A: I feel as though my “style” is fairly fluid and adaptive. I enjoy taking new approaches to the work I do based on what is current and responsible in the “world of design.” If anything, I just try to blend the clients wants and needs with design trends and standards that fit the landscape.

Q: How do you manage workloads for multiple clients at once? And how do you adjust your mind’s eye when you move from one client style to another?

A: I usually start my morning off with some type of tentative list (and a lot of coffee!).

I need a visual of what needs to be addressed throughout the day in order to stay on schedule. Project management tools like Monday, Trello, Active Collab, Asana etc. are all quite helpful when it comes to this! (We use Monday at Electric Kite)

When moving from one client to another I try to briefly detach from design almost entirely to avoid creative fatigue. I will read an article or two on Medium to engage both sides of my brain, and then dive into the next project with a refreshed frame of mind.

Q: Why did you become a graphic designer?

A: I have always been (and still am to some degree) a fine artist. My senior year of high school, I extended myself beyond the realm of traditional mediums and enrolled in a graphic arts course. 

After a few weeks of dabbling in Illustrator and InDesign it was as if I had that “ah-ha” moment – I knew immediately what career path I would pursue. 

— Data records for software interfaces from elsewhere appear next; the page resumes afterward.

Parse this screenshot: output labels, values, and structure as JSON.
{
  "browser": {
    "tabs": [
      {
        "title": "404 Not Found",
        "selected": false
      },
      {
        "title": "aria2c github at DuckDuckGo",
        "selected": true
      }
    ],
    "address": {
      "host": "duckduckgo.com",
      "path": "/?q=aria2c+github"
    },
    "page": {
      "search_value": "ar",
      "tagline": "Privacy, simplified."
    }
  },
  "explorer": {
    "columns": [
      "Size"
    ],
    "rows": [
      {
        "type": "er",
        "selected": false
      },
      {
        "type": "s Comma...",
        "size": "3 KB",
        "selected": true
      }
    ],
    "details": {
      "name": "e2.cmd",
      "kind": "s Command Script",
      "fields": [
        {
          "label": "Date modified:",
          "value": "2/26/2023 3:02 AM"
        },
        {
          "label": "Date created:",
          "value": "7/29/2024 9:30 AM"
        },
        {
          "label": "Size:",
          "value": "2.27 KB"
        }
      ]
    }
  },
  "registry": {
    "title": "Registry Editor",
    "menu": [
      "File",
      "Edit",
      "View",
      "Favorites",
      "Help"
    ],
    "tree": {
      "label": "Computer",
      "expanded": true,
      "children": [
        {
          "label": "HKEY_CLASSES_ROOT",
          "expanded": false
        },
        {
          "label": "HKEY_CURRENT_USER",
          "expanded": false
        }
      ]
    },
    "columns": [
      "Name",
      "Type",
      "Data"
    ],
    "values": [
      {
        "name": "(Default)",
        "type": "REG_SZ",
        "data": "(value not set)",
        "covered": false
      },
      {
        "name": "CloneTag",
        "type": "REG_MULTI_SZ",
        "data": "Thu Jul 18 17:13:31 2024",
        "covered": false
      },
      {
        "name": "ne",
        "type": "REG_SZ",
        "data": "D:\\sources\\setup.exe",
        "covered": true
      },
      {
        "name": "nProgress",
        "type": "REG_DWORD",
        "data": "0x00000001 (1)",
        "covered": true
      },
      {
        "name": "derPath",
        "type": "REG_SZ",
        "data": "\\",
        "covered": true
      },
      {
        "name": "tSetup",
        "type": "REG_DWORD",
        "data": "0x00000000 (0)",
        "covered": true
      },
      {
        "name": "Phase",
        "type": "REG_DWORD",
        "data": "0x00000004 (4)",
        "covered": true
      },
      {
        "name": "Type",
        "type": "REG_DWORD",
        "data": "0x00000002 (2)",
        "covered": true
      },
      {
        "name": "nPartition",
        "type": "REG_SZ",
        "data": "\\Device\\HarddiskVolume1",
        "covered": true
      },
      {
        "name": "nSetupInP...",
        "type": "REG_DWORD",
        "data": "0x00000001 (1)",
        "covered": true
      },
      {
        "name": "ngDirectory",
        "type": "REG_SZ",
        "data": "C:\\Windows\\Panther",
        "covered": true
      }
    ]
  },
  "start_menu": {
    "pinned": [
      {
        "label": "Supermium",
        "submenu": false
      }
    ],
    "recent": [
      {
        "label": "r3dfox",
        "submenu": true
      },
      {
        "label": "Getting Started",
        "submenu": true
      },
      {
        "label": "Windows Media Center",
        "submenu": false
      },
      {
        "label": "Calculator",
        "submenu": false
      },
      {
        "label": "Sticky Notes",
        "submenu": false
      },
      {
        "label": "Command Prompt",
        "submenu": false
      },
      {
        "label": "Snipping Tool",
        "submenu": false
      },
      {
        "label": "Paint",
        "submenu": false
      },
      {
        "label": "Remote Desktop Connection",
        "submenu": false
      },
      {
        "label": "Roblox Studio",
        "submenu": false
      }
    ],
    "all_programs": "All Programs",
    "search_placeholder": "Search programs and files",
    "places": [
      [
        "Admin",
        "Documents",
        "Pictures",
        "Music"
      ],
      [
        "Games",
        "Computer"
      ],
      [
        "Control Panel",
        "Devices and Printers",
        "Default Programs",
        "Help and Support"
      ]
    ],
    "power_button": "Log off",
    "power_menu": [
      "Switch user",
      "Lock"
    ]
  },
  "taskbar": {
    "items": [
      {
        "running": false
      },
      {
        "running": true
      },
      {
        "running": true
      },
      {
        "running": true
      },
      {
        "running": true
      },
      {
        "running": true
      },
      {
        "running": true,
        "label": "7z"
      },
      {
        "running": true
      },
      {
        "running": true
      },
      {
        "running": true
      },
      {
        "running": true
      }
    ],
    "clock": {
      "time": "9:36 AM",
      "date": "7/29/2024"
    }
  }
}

Being able to tell stories through art always drew me to the creative industry, and being able to do so for clients with a varying array of needs and goals is ultimately why I am in this field of work.

*Earlier Illustration work circa 2012-2013

Q: What is something you’re working on for a (anonymous) client that you’re excited about that you can tell us a little bit about right now?

A: I’m currently developing a social media style guide that will speak to the digital presence of a “mystery” client. It’s a little different compared to the typical style guides I would develop, which tend to focus primarily on visuals, whereas this documentation includes content strategy and the insight from other members of the Electric Kite team–an all around collaborative effort!

Q: What are you reading or watching right now that you’ve really enjoyed and/or found creatively inspiring?

A: I’ve been watching “Abstract: The Art of Design” series on Netflix which takes a look at the application of creativity across a multitude of fields. Naturally, the episode featuring Paula Scher was my favorite, and serves as a reminder that design has had a lot of growth in the past few decades.